**What you have to do**
Produce a copy of every line in the records that holds the string "fraction".

(Extracted records)

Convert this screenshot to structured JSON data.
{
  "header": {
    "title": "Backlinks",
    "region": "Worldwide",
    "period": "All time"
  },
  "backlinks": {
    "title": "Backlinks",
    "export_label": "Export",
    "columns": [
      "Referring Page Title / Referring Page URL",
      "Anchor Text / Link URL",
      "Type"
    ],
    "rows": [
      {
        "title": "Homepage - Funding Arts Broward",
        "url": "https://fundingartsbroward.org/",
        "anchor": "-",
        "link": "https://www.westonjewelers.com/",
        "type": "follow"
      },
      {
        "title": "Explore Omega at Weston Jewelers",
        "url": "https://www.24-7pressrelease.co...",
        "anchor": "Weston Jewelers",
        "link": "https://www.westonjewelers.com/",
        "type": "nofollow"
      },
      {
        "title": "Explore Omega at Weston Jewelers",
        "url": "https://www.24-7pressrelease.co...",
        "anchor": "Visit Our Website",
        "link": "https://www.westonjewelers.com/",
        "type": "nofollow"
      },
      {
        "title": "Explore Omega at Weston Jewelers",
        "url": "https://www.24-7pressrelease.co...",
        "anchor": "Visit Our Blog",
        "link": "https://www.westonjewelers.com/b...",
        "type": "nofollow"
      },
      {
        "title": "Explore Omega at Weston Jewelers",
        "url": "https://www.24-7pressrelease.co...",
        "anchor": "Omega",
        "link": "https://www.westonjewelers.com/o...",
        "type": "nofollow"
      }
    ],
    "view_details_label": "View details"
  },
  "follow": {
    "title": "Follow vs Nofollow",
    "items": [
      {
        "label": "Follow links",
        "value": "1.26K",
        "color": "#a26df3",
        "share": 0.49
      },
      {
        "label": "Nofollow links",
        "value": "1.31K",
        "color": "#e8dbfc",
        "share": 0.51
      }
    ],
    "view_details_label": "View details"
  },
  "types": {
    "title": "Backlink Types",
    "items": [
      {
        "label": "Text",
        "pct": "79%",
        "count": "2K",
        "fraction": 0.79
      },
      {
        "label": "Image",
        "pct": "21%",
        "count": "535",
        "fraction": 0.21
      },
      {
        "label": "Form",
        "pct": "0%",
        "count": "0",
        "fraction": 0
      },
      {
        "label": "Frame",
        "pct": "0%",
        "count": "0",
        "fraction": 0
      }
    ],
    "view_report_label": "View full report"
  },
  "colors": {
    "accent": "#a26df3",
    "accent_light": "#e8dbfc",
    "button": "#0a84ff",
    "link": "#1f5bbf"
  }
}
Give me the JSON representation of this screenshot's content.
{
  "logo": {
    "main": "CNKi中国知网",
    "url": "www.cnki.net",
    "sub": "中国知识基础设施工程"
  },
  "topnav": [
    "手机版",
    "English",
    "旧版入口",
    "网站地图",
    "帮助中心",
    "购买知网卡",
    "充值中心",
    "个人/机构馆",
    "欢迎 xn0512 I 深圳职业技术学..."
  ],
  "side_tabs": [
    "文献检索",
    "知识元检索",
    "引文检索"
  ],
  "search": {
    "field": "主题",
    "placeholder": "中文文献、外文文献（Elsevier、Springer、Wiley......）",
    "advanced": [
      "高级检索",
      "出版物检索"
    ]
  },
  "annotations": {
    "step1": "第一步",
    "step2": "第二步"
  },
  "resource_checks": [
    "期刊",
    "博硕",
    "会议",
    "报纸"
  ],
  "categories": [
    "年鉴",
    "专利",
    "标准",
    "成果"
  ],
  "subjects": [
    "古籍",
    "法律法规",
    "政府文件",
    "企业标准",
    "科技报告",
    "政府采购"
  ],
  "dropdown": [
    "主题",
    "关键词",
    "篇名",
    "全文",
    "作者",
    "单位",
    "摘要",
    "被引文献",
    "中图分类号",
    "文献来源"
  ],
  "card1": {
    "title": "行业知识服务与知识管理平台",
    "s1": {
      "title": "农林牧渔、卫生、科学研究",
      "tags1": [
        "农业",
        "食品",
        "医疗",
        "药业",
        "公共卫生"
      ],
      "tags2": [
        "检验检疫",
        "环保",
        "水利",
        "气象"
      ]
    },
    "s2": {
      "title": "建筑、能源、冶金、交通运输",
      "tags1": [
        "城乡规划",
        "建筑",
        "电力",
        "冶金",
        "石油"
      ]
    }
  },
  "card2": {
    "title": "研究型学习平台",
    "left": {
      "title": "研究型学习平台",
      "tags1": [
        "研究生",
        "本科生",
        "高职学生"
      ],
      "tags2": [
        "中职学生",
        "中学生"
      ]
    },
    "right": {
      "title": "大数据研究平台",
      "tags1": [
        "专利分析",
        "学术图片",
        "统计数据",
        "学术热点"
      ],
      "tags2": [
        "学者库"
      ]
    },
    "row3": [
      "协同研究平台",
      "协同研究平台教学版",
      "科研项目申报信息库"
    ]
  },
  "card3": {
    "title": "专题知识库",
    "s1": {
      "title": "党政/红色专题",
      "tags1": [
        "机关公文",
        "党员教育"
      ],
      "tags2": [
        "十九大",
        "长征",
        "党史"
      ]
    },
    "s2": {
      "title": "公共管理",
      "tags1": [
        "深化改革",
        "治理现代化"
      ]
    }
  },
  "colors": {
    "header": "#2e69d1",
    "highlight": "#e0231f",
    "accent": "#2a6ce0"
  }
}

**Written solution**
        "fraction": 0.79
        "fraction": 0.21
        "fraction": 0
        "fraction": 0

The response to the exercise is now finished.